To do:
Identify all lines below that hold "Global" and collect them.

[Component data from apps and pages]
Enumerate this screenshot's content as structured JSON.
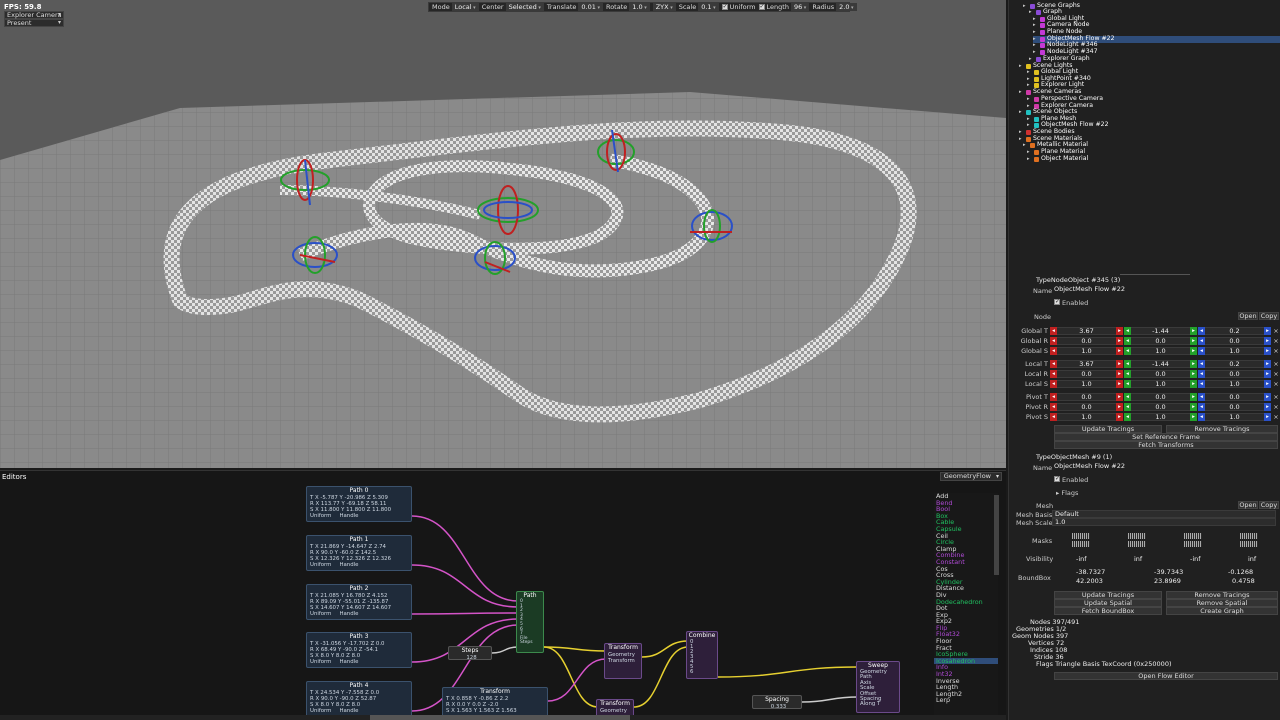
{
  "viewport": {
    "fps": "FPS: 59.8",
    "camera_select": "Explorer Camera",
    "mode_select": "Present",
    "toolbar": {
      "mode_label": "Mode",
      "mode_value": "Local",
      "center_label": "Center",
      "center_value": "Selected",
      "translate_label": "Translate",
      "translate_value": "0.01",
      "rotate_label": "Rotate",
      "rotate_value": "1.0",
      "order_value": "ZYX",
      "scale_label": "Scale",
      "scale_value": "0.1",
      "uniform_label": "Uniform",
      "length_label": "Length",
      "length_value": "96",
      "radius_label": "Radius",
      "radius_value": "2.0"
    }
  },
  "scene_tree": [
    {
      "label": "Scene Graphs",
      "icon": "graph-icon",
      "color": "#8a4bd6"
    },
    {
      "label": "Graph",
      "icon": "graph-icon",
      "color": "#8a4bd6"
    },
    {
      "label": "Global Light",
      "icon": "node-icon",
      "color": "#c43ad6"
    },
    {
      "label": "Camera Node",
      "icon": "node-icon",
      "color": "#c43ad6"
    },
    {
      "label": "Plane Node",
      "icon": "node-icon",
      "color": "#c43ad6"
    },
    {
      "label": "ObjectMesh Flow #22",
      "icon": "node-icon",
      "color": "#c43ad6",
      "selected": true
    },
    {
      "label": "NodeLight #346",
      "icon": "node-icon",
      "color": "#c43ad6"
    },
    {
      "label": "NodeLight #347",
      "icon": "node-icon",
      "color": "#c43ad6"
    },
    {
      "label": "Explorer Graph",
      "icon": "graph-icon",
      "color": "#8a4bd6"
    },
    {
      "label": "Scene Lights",
      "icon": "light-icon",
      "color": "#e0c020"
    },
    {
      "label": "Global Light",
      "icon": "light-icon",
      "color": "#e0c020"
    },
    {
      "label": "LightPoint #340",
      "icon": "light-icon",
      "color": "#e0c020"
    },
    {
      "label": "Explorer Light",
      "icon": "light-icon",
      "color": "#e0c020"
    },
    {
      "label": "Scene Cameras",
      "icon": "camera-icon",
      "color": "#d03aa8"
    },
    {
      "label": "Perspective Camera",
      "icon": "camera-icon",
      "color": "#d03aa8"
    },
    {
      "label": "Explorer Camera",
      "icon": "camera-icon",
      "color": "#d03aa8"
    },
    {
      "label": "Scene Objects",
      "icon": "object-icon",
      "color": "#20c0c0"
    },
    {
      "label": "Plane Mesh",
      "icon": "object-icon",
      "color": "#20c0c0"
    },
    {
      "label": "ObjectMesh Flow #22",
      "icon": "object-icon",
      "color": "#20c0c0"
    },
    {
      "label": "Scene Bodies",
      "icon": "body-icon",
      "color": "#d03030"
    },
    {
      "label": "Scene Materials",
      "icon": "material-icon",
      "color": "#e07020"
    },
    {
      "label": "Metallic Material",
      "icon": "material-icon",
      "color": "#e07020"
    },
    {
      "label": "Plane Material",
      "icon": "material-icon",
      "color": "#e07020"
    },
    {
      "label": "Object Material",
      "icon": "material-icon",
      "color": "#e07020"
    }
  ],
  "inspector": {
    "node_type": "TypeNodeObject #345 (3)",
    "name_label": "Name",
    "name_value": "ObjectMesh Flow #22",
    "enabled_label": "Enabled",
    "node_label": "Node",
    "open_label": "Open",
    "copy_label": "Copy",
    "transforms": [
      {
        "label": "Global T",
        "x": "3.67",
        "y": "-1.44",
        "z": "0.2"
      },
      {
        "label": "Global R",
        "x": "0.0",
        "y": "0.0",
        "z": "0.0"
      },
      {
        "label": "Global S",
        "x": "1.0",
        "y": "1.0",
        "z": "1.0"
      },
      {
        "label": "Local T",
        "x": "3.67",
        "y": "-1.44",
        "z": "0.2"
      },
      {
        "label": "Local R",
        "x": "0.0",
        "y": "0.0",
        "z": "0.0"
      },
      {
        "label": "Local S",
        "x": "1.0",
        "y": "1.0",
        "z": "1.0"
      },
      {
        "label": "Pivot T",
        "x": "0.0",
        "y": "0.0",
        "z": "0.0"
      },
      {
        "label": "Pivot R",
        "x": "0.0",
        "y": "0.0",
        "z": "0.0"
      },
      {
        "label": "Pivot S",
        "x": "1.0",
        "y": "1.0",
        "z": "1.0"
      }
    ],
    "update_tracings": "Update Tracings",
    "remove_tracings": "Remove Tracings",
    "set_reference_frame": "Set Reference Frame",
    "fetch_transforms": "Fetch Transforms",
    "mesh_type": "TypeObjectMesh #9 (1)",
    "mesh_name_value": "ObjectMesh Flow #22",
    "flags_label": "Flags",
    "mesh_label": "Mesh",
    "mesh_basis_label": "Mesh Basis",
    "mesh_basis_value": "Default",
    "mesh_scale_label": "Mesh Scale",
    "mesh_scale_value": "1.0",
    "masks_label": "Masks",
    "visibility_label": "Visibility",
    "visibility_values": [
      "-inf",
      "inf",
      "-inf",
      "inf"
    ],
    "boundbox_label": "BoundBox",
    "boundbox_min": [
      "-38.7327",
      "-39.7343",
      "-0.1268"
    ],
    "boundbox_max": [
      "42.2003",
      "23.8969",
      "0.4758"
    ],
    "update_spatial": "Update Spatial",
    "remove_spatial": "Remove Spatial",
    "fetch_boundbox": "Fetch BoundBox",
    "create_graph": "Create Graph",
    "stats": [
      "Nodes 397/491",
      "Geometries 1/2",
      "Geom Nodes 397",
      "Vertices 72",
      "Indices 108",
      "Stride 36",
      "Flags Triangle Basis TexCoord (0x250000)"
    ],
    "open_flow_editor": "Open Flow Editor"
  },
  "editors": {
    "title": "Editors",
    "tab": "GeometryFlow",
    "path_nodes": [
      {
        "title": "Path 0",
        "t": [
          "-5.787",
          "-20.986",
          "5.309"
        ],
        "r": [
          "113.77",
          "-69.18",
          "58.11"
        ],
        "s": [
          "11.800",
          "11.800",
          "11.800"
        ]
      },
      {
        "title": "Path 1",
        "t": [
          "21.869",
          "-14.647",
          "2.74"
        ],
        "r": [
          "90.0",
          "-60.0",
          "142.5"
        ],
        "s": [
          "12.326",
          "12.326",
          "12.326"
        ]
      },
      {
        "title": "Path 2",
        "t": [
          "21.085",
          "16.780",
          "4.152"
        ],
        "r": [
          "89.09",
          "-55.01",
          "-135.87"
        ],
        "s": [
          "14.607",
          "14.607",
          "14.607"
        ]
      },
      {
        "title": "Path 3",
        "t": [
          "-31.056",
          "-17.702",
          "0.0"
        ],
        "r": [
          "68.49",
          "-90.0",
          "-54.1"
        ],
        "s": [
          "8.0",
          "8.0",
          "8.0"
        ]
      },
      {
        "title": "Path 4",
        "t": [
          "24.534",
          "-7.558",
          "0.0"
        ],
        "r": [
          "90.0",
          "-90.0",
          "52.87"
        ],
        "s": [
          "8.0",
          "8.0",
          "8.0"
        ]
      }
    ],
    "uniform_label": "Uniform",
    "handle_label": "Handle",
    "path_node": {
      "title": "Path",
      "rows": [
        "0",
        "1",
        "2",
        "3",
        "4",
        "5",
        "6",
        "7",
        "File",
        "Steps"
      ]
    },
    "steps_node": {
      "title": "Steps",
      "value": "128"
    },
    "transform_node_a": {
      "title": "Transform",
      "rows": [
        "Geometry",
        "Transform"
      ]
    },
    "transform_node_b": {
      "title": "Transform",
      "rows": [
        "Geometry"
      ]
    },
    "transform_node_c": {
      "title": "Transform",
      "t": [
        "0.858",
        "-0.86",
        "2.2"
      ],
      "r": [
        "0.0",
        "0.0",
        "-2.0"
      ],
      "s": [
        "1.563",
        "1.563",
        "1.563"
      ]
    },
    "combine_node": {
      "title": "Combine",
      "rows": [
        "0",
        "1",
        "2",
        "3",
        "4",
        "5",
        "6"
      ]
    },
    "spacing_node": {
      "title": "Spacing",
      "value": "0.333"
    },
    "sweep_node": {
      "title": "Sweep",
      "rows": [
        "Geometry",
        "Path",
        "Axis",
        "Scale",
        "Offset",
        "Spacing",
        "Along T"
      ]
    },
    "library": [
      {
        "label": "Add",
        "color": "#dddddd"
      },
      {
        "label": "Bend",
        "color": "#b04ad6"
      },
      {
        "label": "Bool",
        "color": "#b04ad6"
      },
      {
        "label": "Box",
        "color": "#20c060"
      },
      {
        "label": "Cable",
        "color": "#20c060"
      },
      {
        "label": "Capsule",
        "color": "#20c060"
      },
      {
        "label": "Ceil",
        "color": "#dddddd"
      },
      {
        "label": "Circle",
        "color": "#20c060"
      },
      {
        "label": "Clamp",
        "color": "#dddddd"
      },
      {
        "label": "Combine",
        "color": "#b04ad6"
      },
      {
        "label": "Constant",
        "color": "#b04ad6"
      },
      {
        "label": "Cos",
        "color": "#dddddd"
      },
      {
        "label": "Cross",
        "color": "#dddddd"
      },
      {
        "label": "Cylinder",
        "color": "#20c060"
      },
      {
        "label": "Distance",
        "color": "#dddddd"
      },
      {
        "label": "Div",
        "color": "#dddddd"
      },
      {
        "label": "Dodecahedron",
        "color": "#20c060"
      },
      {
        "label": "Dot",
        "color": "#dddddd"
      },
      {
        "label": "Exp",
        "color": "#dddddd"
      },
      {
        "label": "Exp2",
        "color": "#dddddd"
      },
      {
        "label": "Flip",
        "color": "#b04ad6"
      },
      {
        "label": "Float32",
        "color": "#b04ad6"
      },
      {
        "label": "Floor",
        "color": "#dddddd"
      },
      {
        "label": "Fract",
        "color": "#dddddd"
      },
      {
        "label": "IcoSphere",
        "color": "#20c060"
      },
      {
        "label": "Icosahedron",
        "color": "#20c060",
        "selected": true
      },
      {
        "label": "Info",
        "color": "#b04ad6"
      },
      {
        "label": "Int32",
        "color": "#b04ad6"
      },
      {
        "label": "Inverse",
        "color": "#dddddd"
      },
      {
        "label": "Length",
        "color": "#dddddd"
      },
      {
        "label": "Length2",
        "color": "#dddddd"
      },
      {
        "label": "Lerp",
        "color": "#dddddd"
      }
    ]
  }
}
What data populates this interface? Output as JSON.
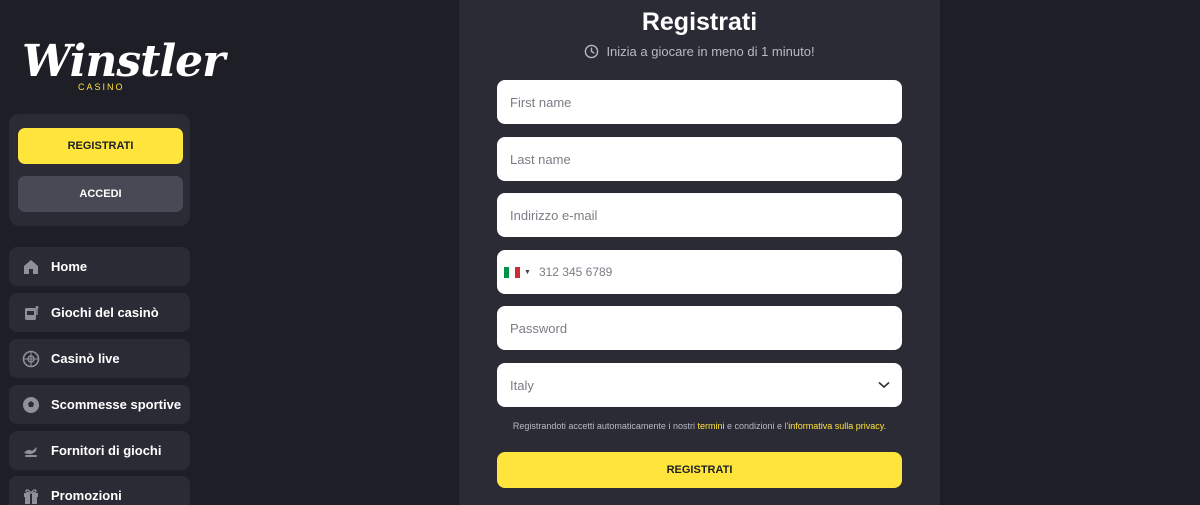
{
  "sidebar": {
    "logo": {
      "word": "Winstler",
      "sub": "CASINO"
    },
    "register_label": "REGISTRATI",
    "login_label": "ACCEDI",
    "items": [
      {
        "label": "Home",
        "icon": "home-icon"
      },
      {
        "label": "Giochi del casinò",
        "icon": "slot-machine-icon"
      },
      {
        "label": "Casinò live",
        "icon": "roulette-icon"
      },
      {
        "label": "Scommesse sportive",
        "icon": "soccer-ball-icon"
      },
      {
        "label": "Fornitori di giochi",
        "icon": "providers-icon"
      },
      {
        "label": "Promozioni",
        "icon": "gift-icon"
      }
    ]
  },
  "form": {
    "title": "Registrati",
    "subtitle": "Inizia a giocare in meno di 1 minuto!",
    "first_name_placeholder": "First name",
    "last_name_placeholder": "Last name",
    "email_placeholder": "Indirizzo e-mail",
    "phone_placeholder": "312 345 6789",
    "password_placeholder": "Password",
    "country_value": "Italy",
    "terms": {
      "prefix": "Registrandoti accetti automaticamente i nostri",
      "terms_link": "termini",
      "middle": "e condizioni e l'",
      "privacy_link": "informativa sulla privacy."
    },
    "submit_label": "REGISTRATI"
  },
  "colors": {
    "accent": "#ffe53b",
    "background": "#1d1e26",
    "panel": "#2a2b35"
  }
}
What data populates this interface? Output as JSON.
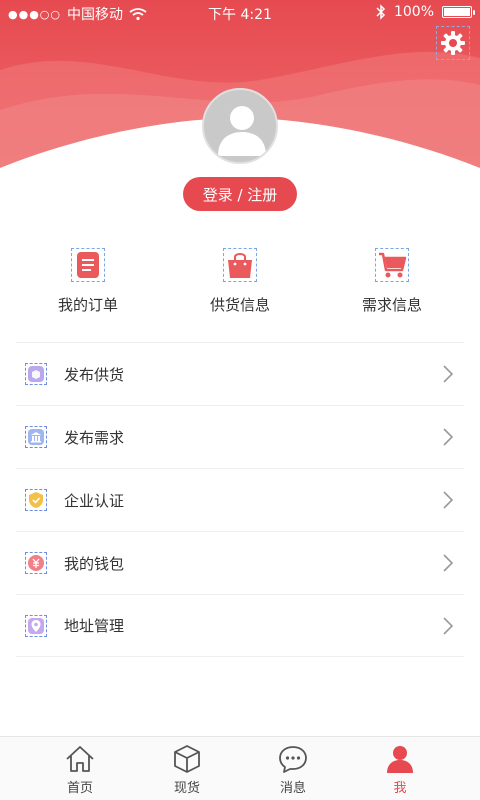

Finished exercise:
      "label": "Global Light",
      "label": "Global Light",
        "label": "Global T",
        "label": "Global R",
        "label": "Global S",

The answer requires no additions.